:: About this exercise ::
All lines from the one that mentions "Give me the" through the last of the entries below must be copied exactly, with both ends kept.

:: Records to process ::
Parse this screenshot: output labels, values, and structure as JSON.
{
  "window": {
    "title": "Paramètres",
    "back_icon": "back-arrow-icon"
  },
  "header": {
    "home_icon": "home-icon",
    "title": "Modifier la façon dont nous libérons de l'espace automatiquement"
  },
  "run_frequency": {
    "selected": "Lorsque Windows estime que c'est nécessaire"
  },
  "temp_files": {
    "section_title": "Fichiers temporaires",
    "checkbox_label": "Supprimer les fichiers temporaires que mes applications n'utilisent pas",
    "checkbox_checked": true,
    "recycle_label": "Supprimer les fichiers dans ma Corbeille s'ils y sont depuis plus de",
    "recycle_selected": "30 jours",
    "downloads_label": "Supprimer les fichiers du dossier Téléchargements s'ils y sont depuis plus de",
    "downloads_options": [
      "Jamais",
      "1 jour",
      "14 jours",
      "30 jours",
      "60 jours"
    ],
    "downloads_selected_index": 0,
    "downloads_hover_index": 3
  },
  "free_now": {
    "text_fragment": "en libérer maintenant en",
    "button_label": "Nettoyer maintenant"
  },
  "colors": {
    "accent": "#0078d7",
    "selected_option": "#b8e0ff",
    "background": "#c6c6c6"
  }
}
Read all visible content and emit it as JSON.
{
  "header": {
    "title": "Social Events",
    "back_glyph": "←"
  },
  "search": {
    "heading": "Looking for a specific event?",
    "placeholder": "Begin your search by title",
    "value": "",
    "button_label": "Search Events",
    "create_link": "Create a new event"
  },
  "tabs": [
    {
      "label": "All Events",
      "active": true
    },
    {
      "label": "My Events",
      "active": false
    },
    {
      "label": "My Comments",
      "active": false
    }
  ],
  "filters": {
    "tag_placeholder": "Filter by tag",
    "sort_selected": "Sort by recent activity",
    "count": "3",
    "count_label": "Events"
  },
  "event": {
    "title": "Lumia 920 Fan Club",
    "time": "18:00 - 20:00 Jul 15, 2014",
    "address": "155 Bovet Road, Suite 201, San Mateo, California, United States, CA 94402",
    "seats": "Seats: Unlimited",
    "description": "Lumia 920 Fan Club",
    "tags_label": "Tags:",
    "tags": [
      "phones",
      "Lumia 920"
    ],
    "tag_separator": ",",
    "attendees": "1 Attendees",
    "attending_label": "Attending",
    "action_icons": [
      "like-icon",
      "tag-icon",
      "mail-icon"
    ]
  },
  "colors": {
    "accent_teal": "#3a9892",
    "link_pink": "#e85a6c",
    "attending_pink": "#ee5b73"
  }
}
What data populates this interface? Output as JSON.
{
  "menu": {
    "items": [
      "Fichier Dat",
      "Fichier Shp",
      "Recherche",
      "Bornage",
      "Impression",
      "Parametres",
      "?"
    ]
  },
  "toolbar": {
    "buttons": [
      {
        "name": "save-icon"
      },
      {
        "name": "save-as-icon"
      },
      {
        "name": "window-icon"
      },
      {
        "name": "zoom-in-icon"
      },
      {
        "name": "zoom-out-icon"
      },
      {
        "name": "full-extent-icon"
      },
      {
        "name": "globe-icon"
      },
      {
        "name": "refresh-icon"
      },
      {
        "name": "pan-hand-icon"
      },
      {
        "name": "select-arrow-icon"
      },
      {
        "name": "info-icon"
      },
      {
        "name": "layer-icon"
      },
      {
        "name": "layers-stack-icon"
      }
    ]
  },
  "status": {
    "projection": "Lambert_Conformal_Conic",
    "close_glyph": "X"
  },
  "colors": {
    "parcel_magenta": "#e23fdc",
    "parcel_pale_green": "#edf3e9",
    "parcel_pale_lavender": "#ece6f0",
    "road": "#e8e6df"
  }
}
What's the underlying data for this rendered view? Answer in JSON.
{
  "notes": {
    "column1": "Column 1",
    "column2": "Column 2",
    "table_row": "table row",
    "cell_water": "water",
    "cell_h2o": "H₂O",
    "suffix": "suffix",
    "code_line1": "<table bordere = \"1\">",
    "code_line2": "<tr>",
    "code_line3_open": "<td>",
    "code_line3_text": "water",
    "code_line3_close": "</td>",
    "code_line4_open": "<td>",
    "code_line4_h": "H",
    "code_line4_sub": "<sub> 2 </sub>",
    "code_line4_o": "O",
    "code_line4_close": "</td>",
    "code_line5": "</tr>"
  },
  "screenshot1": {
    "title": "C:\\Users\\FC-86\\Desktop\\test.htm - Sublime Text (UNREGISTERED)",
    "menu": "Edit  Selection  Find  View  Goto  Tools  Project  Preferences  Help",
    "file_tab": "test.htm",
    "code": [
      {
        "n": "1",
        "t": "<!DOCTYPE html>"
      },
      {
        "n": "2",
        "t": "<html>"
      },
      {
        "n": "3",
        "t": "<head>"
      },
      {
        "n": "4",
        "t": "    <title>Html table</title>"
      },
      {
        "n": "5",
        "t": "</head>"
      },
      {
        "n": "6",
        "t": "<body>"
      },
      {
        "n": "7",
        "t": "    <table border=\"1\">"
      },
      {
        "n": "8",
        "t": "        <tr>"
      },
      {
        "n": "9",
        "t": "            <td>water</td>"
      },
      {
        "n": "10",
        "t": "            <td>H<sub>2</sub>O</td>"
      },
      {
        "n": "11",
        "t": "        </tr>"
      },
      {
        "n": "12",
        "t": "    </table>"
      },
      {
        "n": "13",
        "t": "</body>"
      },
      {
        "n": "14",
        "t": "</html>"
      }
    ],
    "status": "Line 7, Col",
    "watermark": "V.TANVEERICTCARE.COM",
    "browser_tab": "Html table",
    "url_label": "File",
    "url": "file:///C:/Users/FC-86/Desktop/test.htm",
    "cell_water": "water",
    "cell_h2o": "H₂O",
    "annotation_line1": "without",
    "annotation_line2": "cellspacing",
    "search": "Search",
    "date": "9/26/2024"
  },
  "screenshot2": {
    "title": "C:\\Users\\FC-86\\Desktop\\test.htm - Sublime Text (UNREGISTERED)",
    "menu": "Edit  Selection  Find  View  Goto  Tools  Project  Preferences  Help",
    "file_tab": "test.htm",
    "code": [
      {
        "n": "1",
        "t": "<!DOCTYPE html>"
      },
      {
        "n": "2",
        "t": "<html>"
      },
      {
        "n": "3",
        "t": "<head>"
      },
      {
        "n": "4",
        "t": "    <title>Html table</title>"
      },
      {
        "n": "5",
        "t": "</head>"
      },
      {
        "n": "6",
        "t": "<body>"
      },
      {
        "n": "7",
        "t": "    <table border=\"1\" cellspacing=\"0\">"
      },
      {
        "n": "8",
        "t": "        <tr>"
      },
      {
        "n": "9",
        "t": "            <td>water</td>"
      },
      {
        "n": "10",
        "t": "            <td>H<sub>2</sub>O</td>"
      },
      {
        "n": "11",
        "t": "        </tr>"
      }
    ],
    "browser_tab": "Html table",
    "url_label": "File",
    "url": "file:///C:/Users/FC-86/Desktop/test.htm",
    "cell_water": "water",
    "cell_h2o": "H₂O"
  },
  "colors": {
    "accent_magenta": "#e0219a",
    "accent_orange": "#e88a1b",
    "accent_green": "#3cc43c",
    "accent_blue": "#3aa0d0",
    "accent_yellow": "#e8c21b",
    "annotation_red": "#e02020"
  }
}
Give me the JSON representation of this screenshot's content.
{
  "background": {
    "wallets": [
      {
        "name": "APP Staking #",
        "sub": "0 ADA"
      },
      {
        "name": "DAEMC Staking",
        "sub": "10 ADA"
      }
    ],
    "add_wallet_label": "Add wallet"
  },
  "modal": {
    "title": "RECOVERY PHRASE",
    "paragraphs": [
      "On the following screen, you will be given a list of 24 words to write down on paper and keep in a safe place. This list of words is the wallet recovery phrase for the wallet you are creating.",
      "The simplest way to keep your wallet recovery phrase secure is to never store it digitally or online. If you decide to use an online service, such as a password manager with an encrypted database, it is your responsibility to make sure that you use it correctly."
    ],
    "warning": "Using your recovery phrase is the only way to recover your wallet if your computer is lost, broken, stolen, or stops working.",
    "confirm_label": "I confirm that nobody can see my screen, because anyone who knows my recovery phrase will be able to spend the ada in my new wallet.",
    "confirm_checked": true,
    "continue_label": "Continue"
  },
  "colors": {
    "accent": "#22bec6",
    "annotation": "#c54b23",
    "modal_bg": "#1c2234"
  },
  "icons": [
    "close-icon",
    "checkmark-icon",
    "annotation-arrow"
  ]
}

:: Solution to this problem ::
Give me the JSON representation of this screenshot's content.
{
  "background": {
    "wallets": [
      {
        "name": "APP Staking #",
        "sub": "0 ADA"
      },
      {
        "name": "DAEMC Staking",
        "sub": "10 ADA"
      }
    ],
    "add_wallet_label": "Add wallet"
  },
  "modal": {
    "title": "RECOVERY PHRASE",
    "paragraphs": [
      "On the following screen, you will be given a list of 24 words to write down on paper and keep in a safe place. This list of words is the wallet recovery phrase for the wallet you are creating.",
      "The simplest way to keep your wallet recovery phrase secure is to never store it digitally or online. If you decide to use an online service, such as a password manager with an encrypted database, it is your responsibility to make sure that you use it correctly."
    ],
    "warning": "Using your recovery phrase is the only way to recover your wallet if your computer is lost, broken, stolen, or stops working.",
    "confirm_label": "I confirm that nobody can see my screen, because anyone who knows my recovery phrase will be able to spend the ada in my new wallet.",
    "confirm_checked": true,
    "continue_label": "Continue"
  },
  "colors": {
    "accent": "#22bec6",
    "annotation": "#c54b23",
    "modal_bg": "#1c2234"
  },
  "icons": [
    "close-icon",
    "checkmark-icon",
    "annotation-arrow"
  ]
}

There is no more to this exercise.